Justin Holiday’s value within the Warriors team defense


Despite Charles Barkley’s repetition that the Warriors are still a big man away from winning a championship and can’t win because they’re a jump-shooting team, Golden State’s defense has performed at an elite level. Currently the Warriors are pacing the entire NBA in multiple defensive stats, including forcing teams to use up a lot of the shot clock (more than any team in the league).

It’s not just the Defensive Player of the Year candidates, Draymond Green and Andrew Bogut, holding it down either. Steve Kerr has instilled a team-oriented style of defense predicated on a lot of switching. This rare flexibility that the Warriors have to switch on virtually all positional players on the floor is thanks to tall and athletic players. One of these players is Justin Holiday.

Holiday did not get significant minutes on the floor until a late December 2014 game against the Sacramento Kings where his defense and scoring (18 points in 20 minutes on 7-of-12 from the field and 3-of-7 from three). The depth of the Warriors bench has prevented him from keeping those minutes, but whenever on the floor, he has played a pivotal role on both sides of the ball. 

The advanced metrics highlight his defensive value (DFG% all well above league average) but sometimes it’s the plays that don’t result in a quantifiable number that show a player’s worth on the less glamorous side of basketball.
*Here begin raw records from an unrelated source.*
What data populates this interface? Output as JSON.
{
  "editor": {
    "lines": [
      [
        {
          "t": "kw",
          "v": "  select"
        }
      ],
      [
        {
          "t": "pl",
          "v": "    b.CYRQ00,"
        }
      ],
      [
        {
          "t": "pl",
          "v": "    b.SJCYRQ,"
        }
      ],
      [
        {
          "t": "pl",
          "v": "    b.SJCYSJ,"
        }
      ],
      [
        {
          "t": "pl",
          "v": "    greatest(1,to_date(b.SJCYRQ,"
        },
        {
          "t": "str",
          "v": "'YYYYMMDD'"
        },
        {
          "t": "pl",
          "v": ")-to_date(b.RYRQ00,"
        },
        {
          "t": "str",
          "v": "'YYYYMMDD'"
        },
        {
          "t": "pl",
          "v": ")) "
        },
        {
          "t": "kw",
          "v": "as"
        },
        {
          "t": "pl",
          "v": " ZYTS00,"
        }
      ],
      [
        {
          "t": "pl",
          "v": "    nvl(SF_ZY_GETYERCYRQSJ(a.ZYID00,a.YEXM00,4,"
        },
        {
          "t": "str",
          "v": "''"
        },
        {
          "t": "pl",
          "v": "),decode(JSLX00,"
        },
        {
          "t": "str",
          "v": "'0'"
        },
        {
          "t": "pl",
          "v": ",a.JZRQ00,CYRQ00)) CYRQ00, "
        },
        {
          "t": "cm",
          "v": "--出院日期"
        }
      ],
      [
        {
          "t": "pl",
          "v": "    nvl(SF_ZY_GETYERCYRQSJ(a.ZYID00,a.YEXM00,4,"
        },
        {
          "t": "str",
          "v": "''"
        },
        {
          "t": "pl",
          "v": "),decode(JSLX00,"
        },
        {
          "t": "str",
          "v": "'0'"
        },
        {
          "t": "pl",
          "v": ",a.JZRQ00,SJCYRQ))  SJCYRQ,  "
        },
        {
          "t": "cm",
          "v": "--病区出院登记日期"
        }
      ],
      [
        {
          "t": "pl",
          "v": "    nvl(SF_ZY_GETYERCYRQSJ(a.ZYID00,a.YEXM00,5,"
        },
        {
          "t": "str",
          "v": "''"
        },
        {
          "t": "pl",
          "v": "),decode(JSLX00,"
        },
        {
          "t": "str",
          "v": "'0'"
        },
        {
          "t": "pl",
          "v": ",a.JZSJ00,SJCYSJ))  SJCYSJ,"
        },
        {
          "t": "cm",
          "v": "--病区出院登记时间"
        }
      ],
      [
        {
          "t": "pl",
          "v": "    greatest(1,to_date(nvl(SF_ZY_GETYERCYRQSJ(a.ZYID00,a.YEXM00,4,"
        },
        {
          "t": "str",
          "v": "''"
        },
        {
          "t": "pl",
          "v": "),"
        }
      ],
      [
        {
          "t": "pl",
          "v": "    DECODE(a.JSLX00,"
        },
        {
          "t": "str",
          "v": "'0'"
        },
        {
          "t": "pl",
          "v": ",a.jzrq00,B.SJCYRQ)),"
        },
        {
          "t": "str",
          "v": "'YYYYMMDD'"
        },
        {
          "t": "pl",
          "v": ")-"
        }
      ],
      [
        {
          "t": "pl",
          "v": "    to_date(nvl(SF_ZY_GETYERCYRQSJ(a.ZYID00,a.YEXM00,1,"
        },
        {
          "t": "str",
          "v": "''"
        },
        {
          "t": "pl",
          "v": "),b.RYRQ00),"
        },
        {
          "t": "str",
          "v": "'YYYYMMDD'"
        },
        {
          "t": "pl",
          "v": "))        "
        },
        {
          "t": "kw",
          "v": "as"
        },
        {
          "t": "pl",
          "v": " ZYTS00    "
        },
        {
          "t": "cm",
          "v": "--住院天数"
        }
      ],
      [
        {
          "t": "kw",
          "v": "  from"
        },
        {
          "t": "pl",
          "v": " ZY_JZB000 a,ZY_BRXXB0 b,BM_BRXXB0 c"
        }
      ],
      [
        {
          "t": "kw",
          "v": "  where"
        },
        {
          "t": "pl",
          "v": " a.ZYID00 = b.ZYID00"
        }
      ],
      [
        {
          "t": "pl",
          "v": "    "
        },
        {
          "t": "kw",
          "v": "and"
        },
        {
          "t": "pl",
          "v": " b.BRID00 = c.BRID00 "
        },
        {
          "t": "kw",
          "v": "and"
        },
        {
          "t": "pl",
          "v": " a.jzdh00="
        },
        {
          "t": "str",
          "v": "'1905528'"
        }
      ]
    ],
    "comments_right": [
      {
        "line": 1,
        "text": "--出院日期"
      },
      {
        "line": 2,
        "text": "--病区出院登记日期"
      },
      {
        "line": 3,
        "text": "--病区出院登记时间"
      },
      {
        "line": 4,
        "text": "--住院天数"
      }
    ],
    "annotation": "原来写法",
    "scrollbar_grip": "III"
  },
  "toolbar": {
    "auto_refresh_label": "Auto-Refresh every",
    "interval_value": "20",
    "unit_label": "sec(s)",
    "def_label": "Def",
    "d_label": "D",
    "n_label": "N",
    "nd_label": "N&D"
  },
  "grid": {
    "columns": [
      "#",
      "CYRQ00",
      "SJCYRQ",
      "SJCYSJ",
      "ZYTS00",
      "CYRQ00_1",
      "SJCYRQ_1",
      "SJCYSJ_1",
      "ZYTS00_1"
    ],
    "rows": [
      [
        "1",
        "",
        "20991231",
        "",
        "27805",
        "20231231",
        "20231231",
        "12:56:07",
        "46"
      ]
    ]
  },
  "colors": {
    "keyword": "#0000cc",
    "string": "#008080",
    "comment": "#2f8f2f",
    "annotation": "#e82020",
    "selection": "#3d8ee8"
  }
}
Watching the Warriors play Portland and one play in particular made me say “whoa, I need to see that again…”



At first glance, there’s nothing particularly exciting about a made bucket by the opponent. But C.J. McCollum had been tearing up the Warriors defense that night—something nobody was particularly expecting. (McCollum finished the night with a career-high 23 points on 9-of-18 from the field.) And out of all the players on the floor at the time, including Draymond Green and Andre Iguodala, Holiday was the one assigned to guard the hot scorer.


After successfully fighting through the pick-and-roll, Holiday perches in the corner guarding the weak-side three, something not to be given up on the night where McCollum was doing his best Kyle Korver impression.

It would be impossible to mention a Warriors defensive play without Draymond Green, and it this defensive possession starts to develop and he drifts toward the paint. Acting as the Warriors center, he prevents an easy basket from Damian Lillard, and then prepares to shoot back up to guard the perimeter. (Yes, Draymond Green went from being a interior defender to a perimeter defender in the same play.)


After recognizing Draymond needs time to recover when the drive leads to a kick-out to McCollum, Holiday effectively forces McCollum to drive baseline once the pass is made to the corner. This is the moment that really caught my attention because he prevented the pass to UC Berkeley alum Allen Crabbe for an open three. 


Effectively at that moment, Holiday guarded two players at once.

McCollum bites, goes baseline, and scores. This is hardly Holiday’s fault because he made the right basketball play. Fetus Ezeli has been slowly earning minutes of his own and in this particular instance was unable to move quickly enough to guard the drive. Insert Andrew Bogut here and there’s a good chance that McCollum doesn’t even take the shot.

This is just a single play but it is one among many that show even the team’s youngest players like Justin Holiday know their role, have confidence in their ability to succeed when called upon, and execute. The scary thing is that this team that is 58-13 in one of the deepest Western Conferences ever might still have areas where they can improve.

As for Justin Holiday, he’s someone that I firmly believe the Warriors should invest in. He’s on track to become a valuable cross between San Antonio’s Kawhi Leonard and his own teammate, Draymond Green.